[Excerpts from an interface dataset]
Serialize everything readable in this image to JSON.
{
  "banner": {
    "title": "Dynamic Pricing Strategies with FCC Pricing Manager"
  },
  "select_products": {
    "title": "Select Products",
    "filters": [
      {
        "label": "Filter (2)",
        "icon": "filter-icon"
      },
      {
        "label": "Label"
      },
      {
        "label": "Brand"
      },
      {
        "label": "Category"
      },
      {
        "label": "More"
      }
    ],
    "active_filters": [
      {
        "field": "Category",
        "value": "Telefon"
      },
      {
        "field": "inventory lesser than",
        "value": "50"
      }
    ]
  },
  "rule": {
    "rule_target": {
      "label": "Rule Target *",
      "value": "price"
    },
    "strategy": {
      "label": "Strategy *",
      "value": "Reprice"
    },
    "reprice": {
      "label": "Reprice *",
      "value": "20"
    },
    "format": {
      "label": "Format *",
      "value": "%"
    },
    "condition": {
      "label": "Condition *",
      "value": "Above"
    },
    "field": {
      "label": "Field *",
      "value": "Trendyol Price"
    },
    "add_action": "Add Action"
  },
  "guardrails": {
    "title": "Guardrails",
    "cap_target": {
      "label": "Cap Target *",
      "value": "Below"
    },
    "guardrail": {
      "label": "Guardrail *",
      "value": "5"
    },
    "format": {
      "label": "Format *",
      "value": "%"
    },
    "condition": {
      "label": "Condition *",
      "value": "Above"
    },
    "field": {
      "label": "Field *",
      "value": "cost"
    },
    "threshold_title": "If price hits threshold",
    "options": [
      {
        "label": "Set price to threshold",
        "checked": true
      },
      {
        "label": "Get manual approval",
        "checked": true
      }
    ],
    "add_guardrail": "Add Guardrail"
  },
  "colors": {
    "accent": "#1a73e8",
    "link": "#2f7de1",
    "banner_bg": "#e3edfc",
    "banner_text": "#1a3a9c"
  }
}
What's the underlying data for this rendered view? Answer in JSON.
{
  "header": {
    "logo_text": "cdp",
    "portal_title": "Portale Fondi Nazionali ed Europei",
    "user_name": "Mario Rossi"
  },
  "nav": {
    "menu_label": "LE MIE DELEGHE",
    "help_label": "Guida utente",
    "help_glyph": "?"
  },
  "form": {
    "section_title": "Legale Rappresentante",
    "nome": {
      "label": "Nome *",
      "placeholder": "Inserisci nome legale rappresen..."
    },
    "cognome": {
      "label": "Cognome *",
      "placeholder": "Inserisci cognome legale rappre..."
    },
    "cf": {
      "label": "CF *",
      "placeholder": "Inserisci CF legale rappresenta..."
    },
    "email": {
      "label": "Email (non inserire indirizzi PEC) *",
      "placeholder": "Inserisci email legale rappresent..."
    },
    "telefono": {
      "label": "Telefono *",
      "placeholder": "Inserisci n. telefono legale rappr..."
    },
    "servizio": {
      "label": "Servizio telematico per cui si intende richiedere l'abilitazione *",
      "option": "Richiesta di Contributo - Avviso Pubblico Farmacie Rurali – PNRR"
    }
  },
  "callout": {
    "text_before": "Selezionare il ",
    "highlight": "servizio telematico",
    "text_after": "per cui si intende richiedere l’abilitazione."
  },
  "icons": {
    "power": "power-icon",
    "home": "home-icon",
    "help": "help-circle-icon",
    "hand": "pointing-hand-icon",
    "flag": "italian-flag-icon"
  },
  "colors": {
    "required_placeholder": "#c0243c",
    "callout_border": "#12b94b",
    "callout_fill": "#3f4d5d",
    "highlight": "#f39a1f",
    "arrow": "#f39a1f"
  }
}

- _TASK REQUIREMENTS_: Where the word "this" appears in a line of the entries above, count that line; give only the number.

- _REPLY_: 2